The downside to a day job is of course that it takes up a lot of time, and the remaining time I just don’t have the interest in right now devoting to making orders or otherwise running a small company. The financial gains are trivial, and I’d just rather spend that time with my family, being outdoors when it’s nice, taking care of things that need to get done, etc. I feel bad explicitly rejecting orders, but it’s still the correct decision. Maybe there will be a time in the future where I’m able to devote the time, but right now it’s just not something I’m interested in prioritizing.
A few thoughts I’d like to share:
As this is my personal blog, I thought I’d write something about my experience and reflections on starting small company to make an sell a niche product in hopes of trying to earn a living from it.

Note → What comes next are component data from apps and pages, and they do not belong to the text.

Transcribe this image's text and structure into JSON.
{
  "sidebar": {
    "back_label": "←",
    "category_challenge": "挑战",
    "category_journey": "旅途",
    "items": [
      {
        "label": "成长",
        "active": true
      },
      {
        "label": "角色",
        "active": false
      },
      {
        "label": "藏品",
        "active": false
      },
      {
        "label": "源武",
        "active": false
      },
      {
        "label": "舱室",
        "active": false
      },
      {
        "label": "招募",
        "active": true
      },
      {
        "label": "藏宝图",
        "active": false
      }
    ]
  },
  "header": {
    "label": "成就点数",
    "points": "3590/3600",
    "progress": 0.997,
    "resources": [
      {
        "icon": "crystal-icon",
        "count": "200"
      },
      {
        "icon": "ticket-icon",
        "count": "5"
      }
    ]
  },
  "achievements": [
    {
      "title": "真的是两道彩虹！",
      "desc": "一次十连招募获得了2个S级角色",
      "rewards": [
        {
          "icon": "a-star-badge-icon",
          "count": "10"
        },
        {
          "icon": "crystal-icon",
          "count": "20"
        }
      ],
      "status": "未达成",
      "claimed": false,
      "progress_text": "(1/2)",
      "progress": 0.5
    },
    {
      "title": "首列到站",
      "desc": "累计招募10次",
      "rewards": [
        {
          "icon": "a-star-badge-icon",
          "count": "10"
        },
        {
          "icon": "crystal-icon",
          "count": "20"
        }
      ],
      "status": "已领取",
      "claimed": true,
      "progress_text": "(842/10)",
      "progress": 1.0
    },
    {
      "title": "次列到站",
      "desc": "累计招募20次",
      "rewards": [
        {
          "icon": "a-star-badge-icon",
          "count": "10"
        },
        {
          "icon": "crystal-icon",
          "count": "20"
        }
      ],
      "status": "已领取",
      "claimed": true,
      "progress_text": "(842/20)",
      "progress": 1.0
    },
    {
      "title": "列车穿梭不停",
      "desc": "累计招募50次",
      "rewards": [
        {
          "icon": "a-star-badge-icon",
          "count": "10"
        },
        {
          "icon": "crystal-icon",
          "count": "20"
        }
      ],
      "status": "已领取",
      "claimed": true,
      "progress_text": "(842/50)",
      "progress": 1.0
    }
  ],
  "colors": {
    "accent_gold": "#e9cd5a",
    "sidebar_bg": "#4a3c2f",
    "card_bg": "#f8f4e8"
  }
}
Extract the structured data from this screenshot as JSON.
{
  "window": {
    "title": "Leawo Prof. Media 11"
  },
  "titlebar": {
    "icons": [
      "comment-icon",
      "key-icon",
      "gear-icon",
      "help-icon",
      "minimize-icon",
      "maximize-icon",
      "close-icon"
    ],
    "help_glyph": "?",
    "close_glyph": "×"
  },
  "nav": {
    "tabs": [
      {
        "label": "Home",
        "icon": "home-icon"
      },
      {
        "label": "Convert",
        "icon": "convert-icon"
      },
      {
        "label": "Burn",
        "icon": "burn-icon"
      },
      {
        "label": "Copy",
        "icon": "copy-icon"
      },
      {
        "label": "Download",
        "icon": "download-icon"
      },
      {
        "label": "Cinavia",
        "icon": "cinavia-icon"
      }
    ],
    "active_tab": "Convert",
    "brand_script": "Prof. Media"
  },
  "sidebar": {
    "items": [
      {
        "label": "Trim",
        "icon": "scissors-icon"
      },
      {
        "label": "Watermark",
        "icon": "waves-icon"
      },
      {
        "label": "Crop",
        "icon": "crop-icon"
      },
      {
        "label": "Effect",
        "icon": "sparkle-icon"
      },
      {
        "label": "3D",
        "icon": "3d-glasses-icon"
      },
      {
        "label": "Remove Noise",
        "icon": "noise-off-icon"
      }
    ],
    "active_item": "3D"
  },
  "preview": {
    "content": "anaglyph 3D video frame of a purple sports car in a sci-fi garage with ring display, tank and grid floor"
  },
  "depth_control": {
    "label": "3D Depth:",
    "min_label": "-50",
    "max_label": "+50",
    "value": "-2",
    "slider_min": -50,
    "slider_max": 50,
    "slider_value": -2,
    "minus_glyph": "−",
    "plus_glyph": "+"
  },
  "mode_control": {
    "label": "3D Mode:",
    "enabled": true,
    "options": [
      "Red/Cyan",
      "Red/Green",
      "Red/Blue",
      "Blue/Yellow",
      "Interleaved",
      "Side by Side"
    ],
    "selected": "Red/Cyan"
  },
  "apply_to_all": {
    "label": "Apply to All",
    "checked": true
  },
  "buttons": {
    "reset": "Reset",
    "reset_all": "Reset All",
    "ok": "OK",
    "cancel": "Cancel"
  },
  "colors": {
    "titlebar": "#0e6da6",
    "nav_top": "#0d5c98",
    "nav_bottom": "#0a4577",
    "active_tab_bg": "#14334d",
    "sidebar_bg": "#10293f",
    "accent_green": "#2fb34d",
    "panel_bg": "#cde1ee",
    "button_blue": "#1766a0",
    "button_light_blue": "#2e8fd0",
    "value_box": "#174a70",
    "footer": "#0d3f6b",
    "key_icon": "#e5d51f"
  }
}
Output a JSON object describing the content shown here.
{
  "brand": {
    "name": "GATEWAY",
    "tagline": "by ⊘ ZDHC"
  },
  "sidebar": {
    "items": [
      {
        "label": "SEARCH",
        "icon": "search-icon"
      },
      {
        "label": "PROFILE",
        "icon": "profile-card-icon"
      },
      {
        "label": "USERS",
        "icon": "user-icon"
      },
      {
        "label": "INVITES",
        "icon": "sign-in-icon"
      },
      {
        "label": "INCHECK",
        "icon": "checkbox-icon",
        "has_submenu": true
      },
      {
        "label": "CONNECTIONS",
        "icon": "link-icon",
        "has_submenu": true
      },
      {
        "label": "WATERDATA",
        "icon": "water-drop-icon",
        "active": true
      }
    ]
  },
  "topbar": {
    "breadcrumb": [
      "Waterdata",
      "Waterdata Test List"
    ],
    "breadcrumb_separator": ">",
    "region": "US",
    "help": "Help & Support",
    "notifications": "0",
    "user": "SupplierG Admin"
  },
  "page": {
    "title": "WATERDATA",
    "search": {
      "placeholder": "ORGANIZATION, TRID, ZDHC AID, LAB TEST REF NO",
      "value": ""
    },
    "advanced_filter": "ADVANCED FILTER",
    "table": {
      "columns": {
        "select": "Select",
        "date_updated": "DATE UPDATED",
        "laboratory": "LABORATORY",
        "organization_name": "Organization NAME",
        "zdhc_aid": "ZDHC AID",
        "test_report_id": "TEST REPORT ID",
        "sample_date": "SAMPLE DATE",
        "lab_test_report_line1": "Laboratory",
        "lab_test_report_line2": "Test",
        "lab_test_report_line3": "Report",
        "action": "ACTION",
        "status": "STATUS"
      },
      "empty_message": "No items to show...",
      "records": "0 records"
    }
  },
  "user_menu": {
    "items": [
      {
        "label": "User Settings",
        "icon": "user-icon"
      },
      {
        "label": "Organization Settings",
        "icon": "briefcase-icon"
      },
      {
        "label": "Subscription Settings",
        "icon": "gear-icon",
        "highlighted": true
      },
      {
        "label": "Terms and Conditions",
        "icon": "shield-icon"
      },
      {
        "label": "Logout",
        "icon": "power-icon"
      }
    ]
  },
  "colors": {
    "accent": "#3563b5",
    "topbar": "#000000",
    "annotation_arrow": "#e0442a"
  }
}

- I thought the hard part of niche manufacturing success was developing a product that cost less to make than people would pay for it, and if I could do that then the rest would work itself out. I am (or was) something of an economic idealist in that way. Nope. It turns out that marketing a product in a cost effective manner is hard, and you can’t count on customers to search you out or just word of mouth. Advertising is both expensive and important. I have a newfound appreciate of the difficultly for companies getting their products in front of the people who are interested in buying them. There are probably many niche products that could exist (that is, people would pay more for them than the cost to make them), but don’t because the expense of advertising them knocks them into the unprofitable territory.
- Having a job can be pretty great. I spent a couple years constantly asking questions like “is this a good use of my time?” “should I be spending more/less on advertising?” “are all my inventory levels where they should be?” “should I spend my time on advertising, product development, building inventory, etc?” “am I doing things correctly and things are just slow to happen, or am I doing things wrong and I need to do things differently to see increased sales?” “how much money am burning on this?” etc. It’s draining, and every problem was literally my problem. The plus side was, I suppose, setting my own hours. When you have a job you have someone you report to and they just tell you what to do. Even if you have a wide range of latitude in how you do your job, you still have a person above you to ultimately provide feedback and direction about if you’re doing what they want. It’s really great in a way. Also not only does your job give you money, you get paid even if the project you’re working on doesn’t go anywhere, there’s a miscommunication and you do the wrong thing, etc. Then on top of that, there are lots of problems that are not your problem. In the roles I’ve had over the past year now there have been countless times where there was a problem and my only responsibility was to report it up the chain and not come up with a solution. It’s really great. The only real downside is the whole 40 hours a week thing that generally isn’t very flexible (at least in manufacturing, where you both need to physically be there, and be there at the same time as everyone else).
- The pandemic didn’t help. Obviously.
Anyway, if you’re interested in wind-resistant clipboards or geology mapboards and you want to know if / when I’m accepting orders again, have questions about how to make your own, are thinking about starting your business making them and want to pick my brain, or otherwise just want to talk shop feel free to reach out. I can be reached at Nick@OIHDesigns.com